The Behavioral Interventions Scholars (BIS) grant program supports dissertation research by advanced graduate students who are applying a behavioral science lens to specific research questions relevant to social services programs and policies and other issues facing low-income and vulnerable families in the United States.
This brief summarizes three recently completed federal evaluations that address the following research question: How does offering employment and other supportive services to disadvantaged noncustodial parents affect their employment and earnings, parenting, and child support payments?
Several ACF programs interact with justice-involved parents and youth in an effort to promote economic self-sufficiency and social well-being for the individuals and their families.

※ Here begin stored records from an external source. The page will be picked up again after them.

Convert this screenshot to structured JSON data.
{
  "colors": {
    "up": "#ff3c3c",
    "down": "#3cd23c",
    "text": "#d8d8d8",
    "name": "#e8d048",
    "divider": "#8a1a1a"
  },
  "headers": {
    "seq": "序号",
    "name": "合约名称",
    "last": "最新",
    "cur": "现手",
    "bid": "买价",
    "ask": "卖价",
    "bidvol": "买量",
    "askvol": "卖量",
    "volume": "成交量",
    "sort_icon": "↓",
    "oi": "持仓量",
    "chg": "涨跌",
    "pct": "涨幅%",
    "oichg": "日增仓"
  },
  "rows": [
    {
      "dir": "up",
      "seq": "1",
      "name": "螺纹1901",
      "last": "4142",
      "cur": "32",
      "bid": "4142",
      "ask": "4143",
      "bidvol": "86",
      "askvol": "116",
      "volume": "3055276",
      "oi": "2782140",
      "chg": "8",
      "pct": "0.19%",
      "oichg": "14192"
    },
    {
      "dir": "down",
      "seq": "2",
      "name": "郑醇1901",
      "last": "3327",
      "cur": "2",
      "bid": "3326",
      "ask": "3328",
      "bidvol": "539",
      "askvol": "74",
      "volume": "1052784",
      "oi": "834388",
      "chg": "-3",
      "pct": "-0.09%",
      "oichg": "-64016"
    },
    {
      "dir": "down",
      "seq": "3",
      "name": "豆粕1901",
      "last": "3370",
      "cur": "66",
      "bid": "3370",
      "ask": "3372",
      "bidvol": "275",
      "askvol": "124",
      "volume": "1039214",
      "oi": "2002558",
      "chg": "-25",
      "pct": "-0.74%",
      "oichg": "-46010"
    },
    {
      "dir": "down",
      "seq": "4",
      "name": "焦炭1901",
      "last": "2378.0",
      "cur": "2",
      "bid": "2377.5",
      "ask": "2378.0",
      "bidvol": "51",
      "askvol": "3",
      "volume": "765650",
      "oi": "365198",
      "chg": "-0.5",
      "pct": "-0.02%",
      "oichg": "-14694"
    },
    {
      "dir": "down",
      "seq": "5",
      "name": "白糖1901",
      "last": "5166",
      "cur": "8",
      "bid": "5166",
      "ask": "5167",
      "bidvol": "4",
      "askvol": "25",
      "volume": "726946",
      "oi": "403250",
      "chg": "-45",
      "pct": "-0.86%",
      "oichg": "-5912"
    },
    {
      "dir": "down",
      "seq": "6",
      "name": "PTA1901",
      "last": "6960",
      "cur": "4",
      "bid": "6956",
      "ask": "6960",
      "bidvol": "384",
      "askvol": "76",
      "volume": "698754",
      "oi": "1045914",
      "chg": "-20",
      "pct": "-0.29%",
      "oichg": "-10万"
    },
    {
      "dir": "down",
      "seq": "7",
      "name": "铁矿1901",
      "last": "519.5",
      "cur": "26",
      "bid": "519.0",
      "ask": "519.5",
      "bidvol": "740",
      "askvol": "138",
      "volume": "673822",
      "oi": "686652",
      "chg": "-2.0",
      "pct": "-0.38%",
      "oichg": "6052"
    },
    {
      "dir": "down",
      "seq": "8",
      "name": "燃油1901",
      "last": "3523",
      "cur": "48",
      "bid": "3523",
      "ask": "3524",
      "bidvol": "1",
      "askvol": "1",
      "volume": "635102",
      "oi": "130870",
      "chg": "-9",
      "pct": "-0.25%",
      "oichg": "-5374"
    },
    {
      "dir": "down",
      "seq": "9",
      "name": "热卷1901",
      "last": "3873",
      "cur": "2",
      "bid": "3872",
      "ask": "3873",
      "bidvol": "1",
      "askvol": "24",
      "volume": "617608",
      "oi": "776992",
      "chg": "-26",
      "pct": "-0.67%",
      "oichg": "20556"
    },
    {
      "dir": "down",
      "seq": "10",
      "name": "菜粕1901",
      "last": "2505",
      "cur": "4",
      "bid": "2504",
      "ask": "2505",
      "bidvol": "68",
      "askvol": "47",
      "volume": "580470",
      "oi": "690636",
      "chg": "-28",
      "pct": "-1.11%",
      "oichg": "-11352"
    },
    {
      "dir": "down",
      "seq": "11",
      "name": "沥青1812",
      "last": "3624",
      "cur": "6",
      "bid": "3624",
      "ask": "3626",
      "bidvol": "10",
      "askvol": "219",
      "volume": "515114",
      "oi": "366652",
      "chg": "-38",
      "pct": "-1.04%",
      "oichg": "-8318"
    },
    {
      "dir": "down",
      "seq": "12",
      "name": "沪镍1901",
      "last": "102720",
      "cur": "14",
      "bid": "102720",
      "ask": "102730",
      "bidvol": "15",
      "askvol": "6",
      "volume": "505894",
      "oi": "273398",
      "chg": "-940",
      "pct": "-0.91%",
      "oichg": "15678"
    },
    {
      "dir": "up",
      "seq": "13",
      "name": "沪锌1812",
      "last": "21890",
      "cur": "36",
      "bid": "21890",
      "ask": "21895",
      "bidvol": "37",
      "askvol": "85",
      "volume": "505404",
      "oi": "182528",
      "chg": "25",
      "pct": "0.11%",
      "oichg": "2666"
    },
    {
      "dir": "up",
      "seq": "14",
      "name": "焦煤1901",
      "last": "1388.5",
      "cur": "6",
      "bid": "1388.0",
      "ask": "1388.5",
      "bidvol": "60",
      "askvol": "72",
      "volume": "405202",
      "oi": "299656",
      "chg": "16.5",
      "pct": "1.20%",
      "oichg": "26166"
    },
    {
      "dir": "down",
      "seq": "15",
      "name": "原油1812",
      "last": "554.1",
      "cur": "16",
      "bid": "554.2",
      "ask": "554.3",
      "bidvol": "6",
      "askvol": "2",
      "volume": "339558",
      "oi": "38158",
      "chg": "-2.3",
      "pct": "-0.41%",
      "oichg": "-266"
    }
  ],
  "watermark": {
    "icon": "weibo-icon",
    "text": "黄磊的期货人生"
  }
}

Across ACF, we are implementing rigorous research and evaluation projects to better understand how to serve this population.
The “Fatherhood: Ongoing Research and Program Evaluation Efforts” brief describes ACF’s ongoing research and evaluation projects related to 1) the Responsible Fatherhood grant program, 2) noncustodial parents, and 3) fathers and fatherhood more broadly. It also describes some of ACF’s past research and evaluation efforts related to fatherhood.

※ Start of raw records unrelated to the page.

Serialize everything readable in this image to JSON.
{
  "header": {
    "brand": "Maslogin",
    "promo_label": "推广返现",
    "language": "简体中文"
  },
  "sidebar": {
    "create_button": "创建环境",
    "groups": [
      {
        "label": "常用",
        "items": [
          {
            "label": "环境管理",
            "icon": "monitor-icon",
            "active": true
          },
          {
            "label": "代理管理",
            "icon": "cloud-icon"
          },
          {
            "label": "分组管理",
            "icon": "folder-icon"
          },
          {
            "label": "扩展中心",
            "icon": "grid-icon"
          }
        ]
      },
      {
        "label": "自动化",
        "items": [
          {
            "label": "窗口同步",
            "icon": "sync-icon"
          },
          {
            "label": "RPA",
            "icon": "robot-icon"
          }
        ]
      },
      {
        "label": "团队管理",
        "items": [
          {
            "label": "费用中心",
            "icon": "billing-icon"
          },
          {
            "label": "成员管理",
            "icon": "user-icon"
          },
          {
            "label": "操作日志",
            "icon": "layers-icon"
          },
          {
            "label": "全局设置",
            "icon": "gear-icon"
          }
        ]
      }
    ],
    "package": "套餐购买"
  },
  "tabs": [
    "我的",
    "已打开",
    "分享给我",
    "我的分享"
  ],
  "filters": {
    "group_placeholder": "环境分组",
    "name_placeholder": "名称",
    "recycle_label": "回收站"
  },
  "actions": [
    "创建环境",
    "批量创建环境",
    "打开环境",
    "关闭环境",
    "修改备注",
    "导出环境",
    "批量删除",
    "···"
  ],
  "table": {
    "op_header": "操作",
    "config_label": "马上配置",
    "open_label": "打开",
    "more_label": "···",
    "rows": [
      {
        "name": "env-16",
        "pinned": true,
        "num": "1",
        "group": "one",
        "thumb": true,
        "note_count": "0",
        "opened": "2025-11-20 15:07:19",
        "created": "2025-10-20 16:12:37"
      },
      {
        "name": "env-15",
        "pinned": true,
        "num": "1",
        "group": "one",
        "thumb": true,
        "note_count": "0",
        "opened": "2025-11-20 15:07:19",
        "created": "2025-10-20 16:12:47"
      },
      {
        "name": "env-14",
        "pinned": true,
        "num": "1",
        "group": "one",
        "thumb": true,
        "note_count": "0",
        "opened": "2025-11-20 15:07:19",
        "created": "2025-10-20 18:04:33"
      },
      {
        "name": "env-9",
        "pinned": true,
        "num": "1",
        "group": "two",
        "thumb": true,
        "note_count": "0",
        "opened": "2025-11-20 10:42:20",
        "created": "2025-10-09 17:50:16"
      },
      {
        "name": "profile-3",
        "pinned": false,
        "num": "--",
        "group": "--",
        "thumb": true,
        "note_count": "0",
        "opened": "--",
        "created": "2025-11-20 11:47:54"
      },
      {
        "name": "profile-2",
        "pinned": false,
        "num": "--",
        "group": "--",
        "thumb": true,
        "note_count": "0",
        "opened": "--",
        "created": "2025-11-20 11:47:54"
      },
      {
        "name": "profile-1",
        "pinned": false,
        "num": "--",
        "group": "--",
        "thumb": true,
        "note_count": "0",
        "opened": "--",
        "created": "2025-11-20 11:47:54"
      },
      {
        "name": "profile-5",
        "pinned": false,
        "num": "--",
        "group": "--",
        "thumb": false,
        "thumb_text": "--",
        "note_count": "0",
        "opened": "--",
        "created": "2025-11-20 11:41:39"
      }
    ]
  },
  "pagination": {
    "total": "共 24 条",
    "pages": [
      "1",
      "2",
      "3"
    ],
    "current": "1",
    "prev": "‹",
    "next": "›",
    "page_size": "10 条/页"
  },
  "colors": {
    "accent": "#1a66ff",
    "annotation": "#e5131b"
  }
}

In the fall of 2016, OPRE brought together a diverse group of participants from federal agencies, research firms, foundations, and academia to discuss alternatives to randomized controlled trials and their assumptions, trade-offs, benefits, and challenges.
There is growing emphasis placed on evidence-based interventions, and opportunities to make programmatic decisions based on evidence reflect progress in promoting positive outcomes. However, some populations (e.g., ethnic and cultural minority communities, marginalized groups) may be left behind in efforts to build evidence, if they are more difficult to study. Over time, as evidence builds for the populations...
When there is evidence of racial and ethnic differences at any point in the service delivery spectrum—for example, in access to and take-up of human services, in the nature and quality of services received, or in the outcomes of service...
This report represents the final synthesis of the Behavioral Interventions to Advance Self-Sufficiency project. Overall, the project’s findings demonstrated that applying behavioral insights to challenges facing human services programs can improve program efficiency, operations, and outcomes at a relatively low cost.